■ Information given:
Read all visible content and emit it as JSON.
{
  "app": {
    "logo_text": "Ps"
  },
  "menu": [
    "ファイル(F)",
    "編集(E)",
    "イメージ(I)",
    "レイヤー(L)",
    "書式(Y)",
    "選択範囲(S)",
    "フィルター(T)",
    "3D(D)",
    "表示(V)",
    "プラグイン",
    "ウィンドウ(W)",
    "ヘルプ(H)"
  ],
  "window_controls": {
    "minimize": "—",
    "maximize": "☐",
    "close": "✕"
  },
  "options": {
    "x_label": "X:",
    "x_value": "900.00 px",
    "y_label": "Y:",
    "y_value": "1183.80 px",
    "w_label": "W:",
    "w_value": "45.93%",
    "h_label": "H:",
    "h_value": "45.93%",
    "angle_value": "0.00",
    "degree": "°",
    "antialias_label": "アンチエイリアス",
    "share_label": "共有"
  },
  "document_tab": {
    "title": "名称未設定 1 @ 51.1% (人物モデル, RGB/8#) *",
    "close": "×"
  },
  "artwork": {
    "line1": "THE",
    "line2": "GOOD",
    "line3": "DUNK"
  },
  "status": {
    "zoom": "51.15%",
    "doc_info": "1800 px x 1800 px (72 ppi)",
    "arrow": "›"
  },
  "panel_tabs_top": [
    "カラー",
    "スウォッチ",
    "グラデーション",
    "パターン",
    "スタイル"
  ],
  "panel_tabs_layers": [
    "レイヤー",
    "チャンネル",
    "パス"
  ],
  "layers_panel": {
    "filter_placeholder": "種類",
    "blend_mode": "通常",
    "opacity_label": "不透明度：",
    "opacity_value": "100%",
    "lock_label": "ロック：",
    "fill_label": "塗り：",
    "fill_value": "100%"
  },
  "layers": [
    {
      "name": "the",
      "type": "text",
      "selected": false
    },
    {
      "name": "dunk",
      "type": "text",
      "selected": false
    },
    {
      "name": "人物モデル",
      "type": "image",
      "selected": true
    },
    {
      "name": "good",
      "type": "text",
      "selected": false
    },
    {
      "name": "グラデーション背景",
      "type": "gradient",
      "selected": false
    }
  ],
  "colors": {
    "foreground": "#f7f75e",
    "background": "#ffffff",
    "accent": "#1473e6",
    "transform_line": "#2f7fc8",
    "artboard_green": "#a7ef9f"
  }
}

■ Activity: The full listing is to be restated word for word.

■ Reply to the task:
Read all visible content and emit it as JSON.
{
  "app": {
    "logo_text": "Ps"
  },
  "menu": [
    "ファイル(F)",
    "編集(E)",
    "イメージ(I)",
    "レイヤー(L)",
    "書式(Y)",
    "選択範囲(S)",
    "フィルター(T)",
    "3D(D)",
    "表示(V)",
    "プラグイン",
    "ウィンドウ(W)",
    "ヘルプ(H)"
  ],
  "window_controls": {
    "minimize": "—",
    "maximize": "☐",
    "close": "✕"
  },
  "options": {
    "x_label": "X:",
    "x_value": "900.00 px",
    "y_label": "Y:",
    "y_value": "1183.80 px",
    "w_label": "W:",
    "w_value": "45.93%",
    "h_label": "H:",
    "h_value": "45.93%",
    "angle_value": "0.00",
    "degree": "°",
    "antialias_label": "アンチエイリアス",
    "share_label": "共有"
  },
  "document_tab": {
    "title": "名称未設定 1 @ 51.1% (人物モデル, RGB/8#) *",
    "close": "×"
  },
  "artwork": {
    "line1": "THE",
    "line2": "GOOD",
    "line3": "DUNK"
  },
  "status": {
    "zoom": "51.15%",
    "doc_info": "1800 px x 1800 px (72 ppi)",
    "arrow": "›"
  },
  "panel_tabs_top": [
    "カラー",
    "スウォッチ",
    "グラデーション",
    "パターン",
    "スタイル"
  ],
  "panel_tabs_layers": [
    "レイヤー",
    "チャンネル",
    "パス"
  ],
  "layers_panel": {
    "filter_placeholder": "種類",
    "blend_mode": "通常",
    "opacity_label": "不透明度：",
    "opacity_value": "100%",
    "lock_label": "ロック：",
    "fill_label": "塗り：",
    "fill_value": "100%"
  },
  "layers": [
    {
      "name": "the",
      "type": "text",
      "selected": false
    },
    {
      "name": "dunk",
      "type": "text",
      "selected": false
    },
    {
      "name": "人物モデル",
      "type": "image",
      "selected": true
    },
    {
      "name": "good",
      "type": "text",
      "selected": false
    },
    {
      "name": "グラデーション背景",
      "type": "gradient",
      "selected": false
    }
  ],
  "colors": {
    "foreground": "#f7f75e",
    "background": "#ffffff",
    "accent": "#1473e6",
    "transform_line": "#2f7fc8",
    "artboard_green": "#a7ef9f"
  }
}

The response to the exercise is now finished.